EXERCISE MATERIAL:
━━━━━━━━━━━━━━━━

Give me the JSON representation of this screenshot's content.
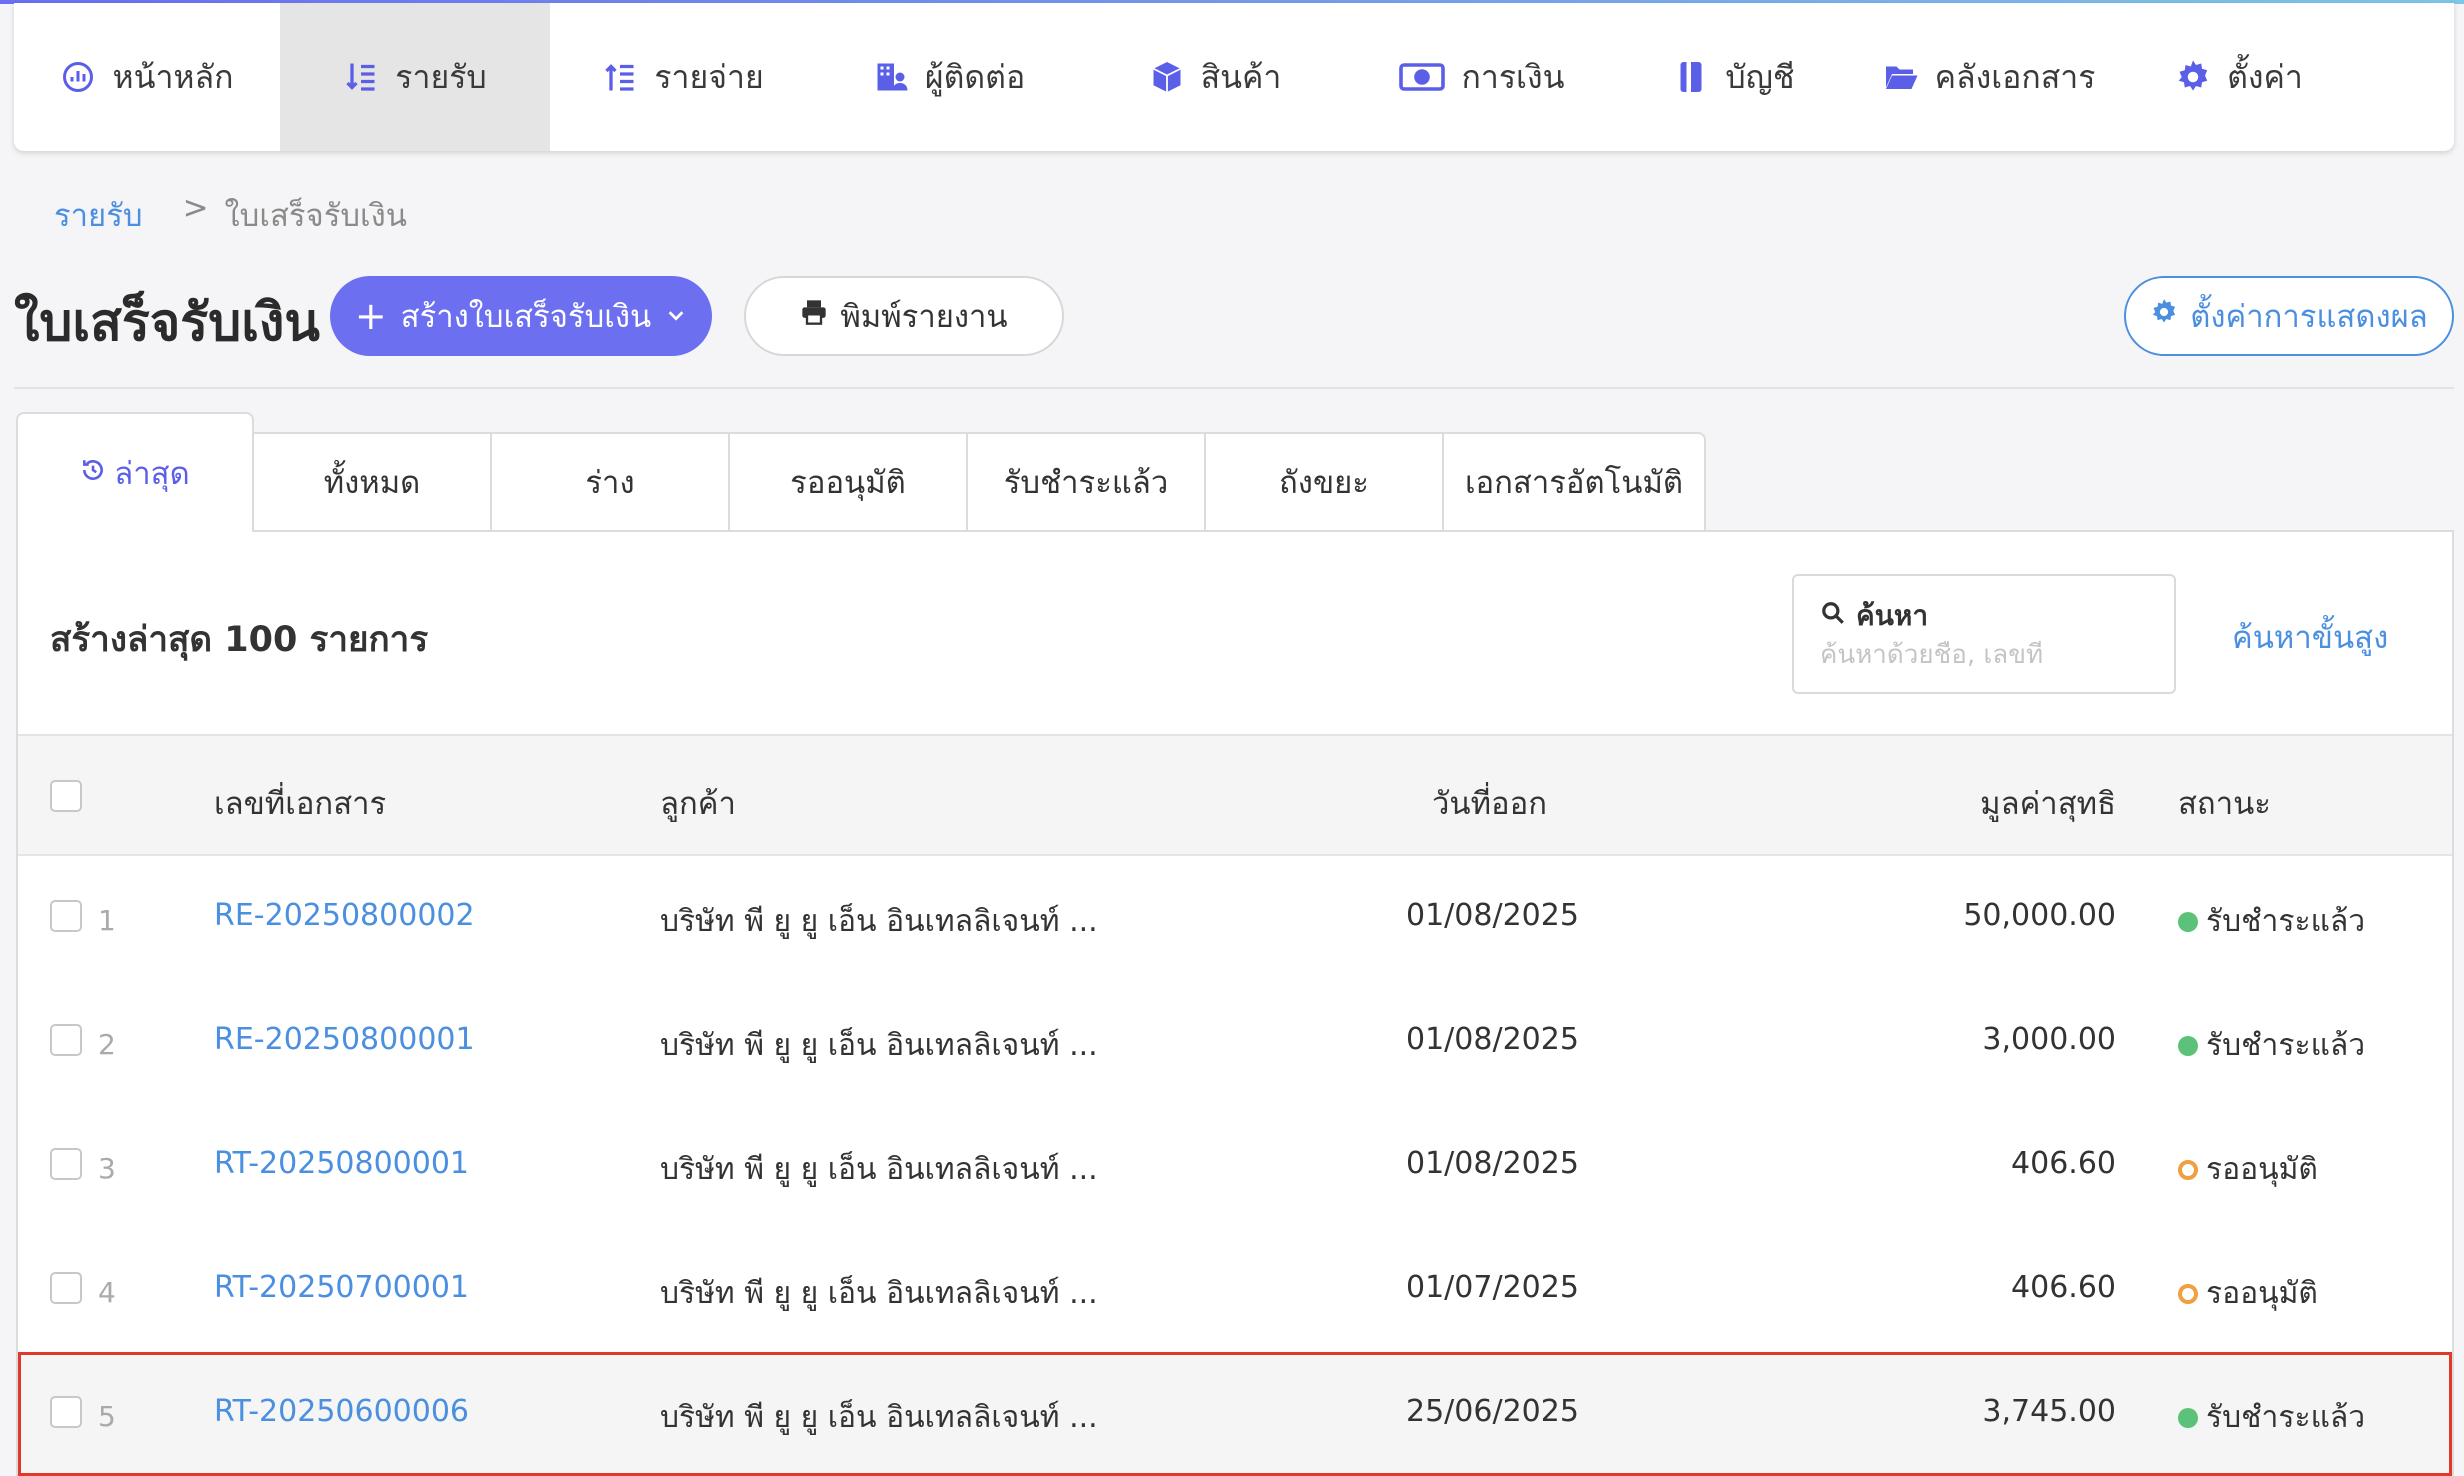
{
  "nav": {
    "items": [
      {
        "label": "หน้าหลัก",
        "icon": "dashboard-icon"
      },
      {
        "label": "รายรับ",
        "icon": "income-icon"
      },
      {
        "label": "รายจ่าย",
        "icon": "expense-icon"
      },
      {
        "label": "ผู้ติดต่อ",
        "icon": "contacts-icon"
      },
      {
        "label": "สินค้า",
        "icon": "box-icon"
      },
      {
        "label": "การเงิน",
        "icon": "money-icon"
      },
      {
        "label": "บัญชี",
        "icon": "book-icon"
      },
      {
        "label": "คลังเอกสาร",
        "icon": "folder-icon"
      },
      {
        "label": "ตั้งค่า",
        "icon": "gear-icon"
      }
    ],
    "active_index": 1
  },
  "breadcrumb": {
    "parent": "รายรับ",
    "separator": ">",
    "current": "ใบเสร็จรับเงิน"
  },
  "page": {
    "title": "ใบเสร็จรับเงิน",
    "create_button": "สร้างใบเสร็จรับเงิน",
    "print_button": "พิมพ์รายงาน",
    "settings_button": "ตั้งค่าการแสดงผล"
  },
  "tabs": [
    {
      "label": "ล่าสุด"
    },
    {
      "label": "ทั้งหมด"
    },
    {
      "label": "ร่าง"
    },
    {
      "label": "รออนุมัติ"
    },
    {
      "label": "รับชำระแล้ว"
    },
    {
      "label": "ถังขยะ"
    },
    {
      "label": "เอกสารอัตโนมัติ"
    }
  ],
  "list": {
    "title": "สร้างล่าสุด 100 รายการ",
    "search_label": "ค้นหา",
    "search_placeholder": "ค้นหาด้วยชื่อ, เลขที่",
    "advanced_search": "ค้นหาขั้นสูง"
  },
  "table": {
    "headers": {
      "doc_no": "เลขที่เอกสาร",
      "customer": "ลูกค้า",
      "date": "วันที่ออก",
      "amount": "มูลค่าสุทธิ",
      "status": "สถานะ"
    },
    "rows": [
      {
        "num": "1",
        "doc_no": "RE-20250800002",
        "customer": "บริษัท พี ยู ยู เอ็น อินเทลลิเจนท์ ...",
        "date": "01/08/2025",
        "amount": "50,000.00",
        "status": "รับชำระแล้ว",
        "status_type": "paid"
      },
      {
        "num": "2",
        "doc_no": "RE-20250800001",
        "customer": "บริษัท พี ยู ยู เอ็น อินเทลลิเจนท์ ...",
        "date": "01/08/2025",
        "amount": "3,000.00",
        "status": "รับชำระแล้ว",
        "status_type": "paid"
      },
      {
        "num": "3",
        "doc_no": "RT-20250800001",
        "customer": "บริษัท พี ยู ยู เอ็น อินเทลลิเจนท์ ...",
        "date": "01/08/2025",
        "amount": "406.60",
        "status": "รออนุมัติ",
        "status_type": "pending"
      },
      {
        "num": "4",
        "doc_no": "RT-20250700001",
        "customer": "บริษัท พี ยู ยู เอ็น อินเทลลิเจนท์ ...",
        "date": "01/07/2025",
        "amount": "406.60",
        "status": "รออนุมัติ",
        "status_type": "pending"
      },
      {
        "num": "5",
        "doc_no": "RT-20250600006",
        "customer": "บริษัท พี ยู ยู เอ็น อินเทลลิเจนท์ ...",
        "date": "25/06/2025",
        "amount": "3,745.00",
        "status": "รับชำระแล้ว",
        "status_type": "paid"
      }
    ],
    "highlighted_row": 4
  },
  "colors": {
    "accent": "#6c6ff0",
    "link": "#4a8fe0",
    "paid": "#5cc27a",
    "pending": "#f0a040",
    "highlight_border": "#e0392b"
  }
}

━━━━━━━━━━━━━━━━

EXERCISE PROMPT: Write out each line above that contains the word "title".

TASK SOLUTION:
    "title": "ใบเสร็จรับเงิน",
    "title": "สร้างล่าสุด 100 รายการ",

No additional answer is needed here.